I went through this with a 16" flat-top upper that my son bought from Del-Ton way back right after Obama got elected and the panic buying was on. It shot 28 MOA right and low, or about 7" at 25 yards. The first thing we did was try canting the barrel a little so as to tilt the FSB. We did so by filing the notch that the barrel extension pin fits in a little to one side. After doing so, neither of us were happy with that solution.
Eventually we bought a new stripped upper and switched all of the parts over. But before we put it together I bought a Receiver Lapping Tool from Brownells ( http://www.brownells.com/.aspx/pid=20220/Product/AR-15-M16-UPPER-RECEIVER-LAPPING-TOOL ), picked up a tube of valve grinding compound from Auto Zone, and used that to "true" the front of the new receiver.

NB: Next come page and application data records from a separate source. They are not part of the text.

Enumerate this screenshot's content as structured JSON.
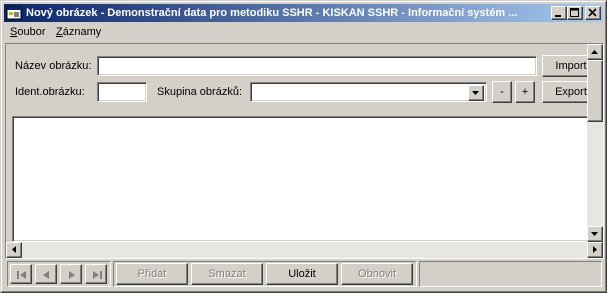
{
  "window": {
    "title": "Nový obrázek - Demonstrační data pro metodiku SSHR - KISKAN SSHR - Informační systém ..."
  },
  "menu": {
    "items": [
      {
        "label": "Soubor"
      },
      {
        "label": "Záznamy"
      }
    ]
  },
  "form": {
    "name_label": "Název obrázku:",
    "name_value": "",
    "ident_label": "Ident.obrázku:",
    "ident_value": "",
    "group_label": "Skupina obrázků:",
    "group_value": "",
    "minus_label": "-",
    "plus_label": "+",
    "import_label": "Import",
    "export_label": "Export"
  },
  "toolbar": {
    "add_label": "Přidat",
    "delete_label": "Smazat",
    "save_label": "Uložit",
    "refresh_label": "Obnovit"
  }
}
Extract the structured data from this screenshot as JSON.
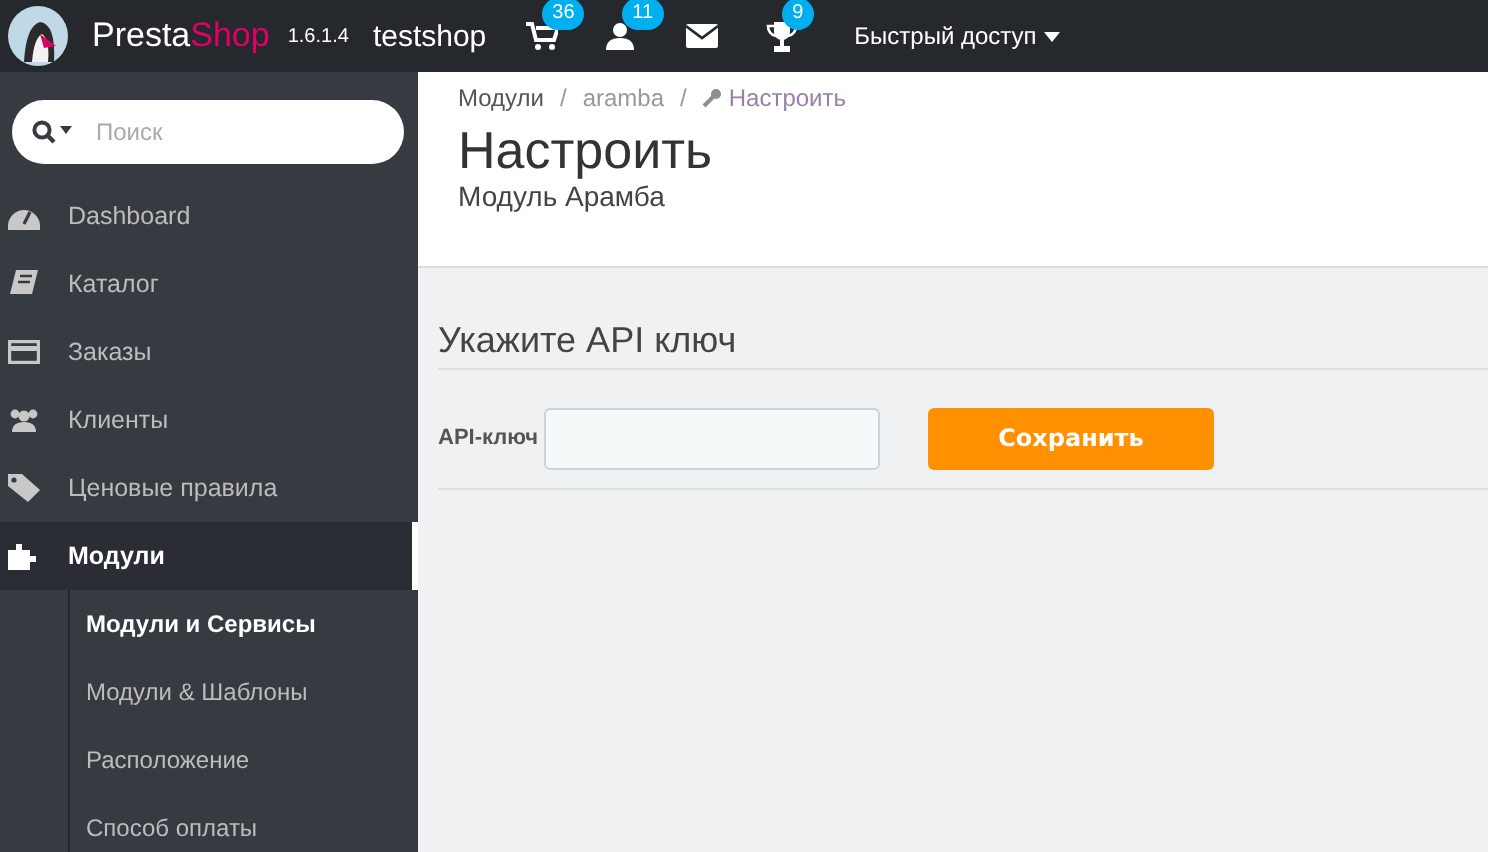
{
  "header": {
    "brand_first": "Presta",
    "brand_second": "Shop",
    "version": "1.6.1.4",
    "shop": "testshop",
    "notifications": [
      {
        "kind": "counter",
        "count": "36"
      },
      {
        "kind": "counter",
        "count": "11"
      },
      {
        "kind": "plain"
      },
      {
        "kind": "counter",
        "count": "9"
      }
    ],
    "quick_access": "Быстрый доступ"
  },
  "sidebar": {
    "search": {
      "placeholder": "Поиск"
    },
    "items": [
      {
        "label": "Dashboard",
        "selected": false
      },
      {
        "label": "Каталог",
        "selected": false
      },
      {
        "label": "Заказы",
        "selected": false
      },
      {
        "label": "Клиенты",
        "selected": false
      },
      {
        "label": "Ценовые правила",
        "selected": false
      },
      {
        "label": "Модули",
        "selected": true,
        "children": [
          {
            "label": "Модули и Сервисы",
            "selected": true
          },
          {
            "label": "Модули & Шаблоны",
            "selected": false
          },
          {
            "label": "Расположение",
            "selected": false
          },
          {
            "label": "Способ оплаты",
            "selected": false
          }
        ]
      }
    ]
  },
  "breadcrumb": [
    "Модули",
    "aramba",
    "Настроить"
  ],
  "breadcrumb_separator": "/",
  "page_title": "Настроить",
  "page_subtitle": "Модуль Арамба",
  "panel": {
    "title": "Укажите API ключ",
    "field_label": "API-ключ",
    "button": "Сохранить"
  }
}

What I think happens is, when they machine the receiver, they have to use a threading die to cut the threads on the "nipple" where the barrel nut threads on. The shoulder on the barrel extension seats against the front of this "nipple", which determines how straight the barrel goes on relative to the receiver. I believe that when the threading die starts to "bite" into the soft aluminum of the receiver, the threading die "stretches" aluminum forward right at the point where the threads start. This makes the face of the receiver that the barrel extension seats against not perpendicular to the bore of the barrel, hence the barrel mounts a little crooked.
When I used the Brownells tool on the new receiver, I turned it by hand (I did not chuck it into a drill as they say you can on the principal that I can always take more metal off, but it's hard to put it back on.) and stopped frequently to wipe off the grinding compound and check my progress. It was obvious that the tool started removing material from one portion of the face of the receiver first, which meant that the face was not, as I expected, square to the receiver. I just continued using the tool on it until I had evidence of good contact around 80% to 90% of the circumference of the receiver face.
After we got the rifle back together it only needed a couple clicks of windage to zero.
I recently bought an M4 rifle kit from J&T distributing. I was please to see that it zeroed perfectly for windage, and that I (using a RIBZ 50-yard zero) only had to change the front sight post to an .040" taller one to get elevation zero. I currently have a "removable carry handle" rear sight on it that also came from J&T. I also checked it with one of those laser bore sighting gizmos that are built into a cartridge case that fits into the chamber - the laser showed it to be a few clicks off, but when I shot it with the rear sight at mechanical zero it was right on.
Hope this gives you some ideas.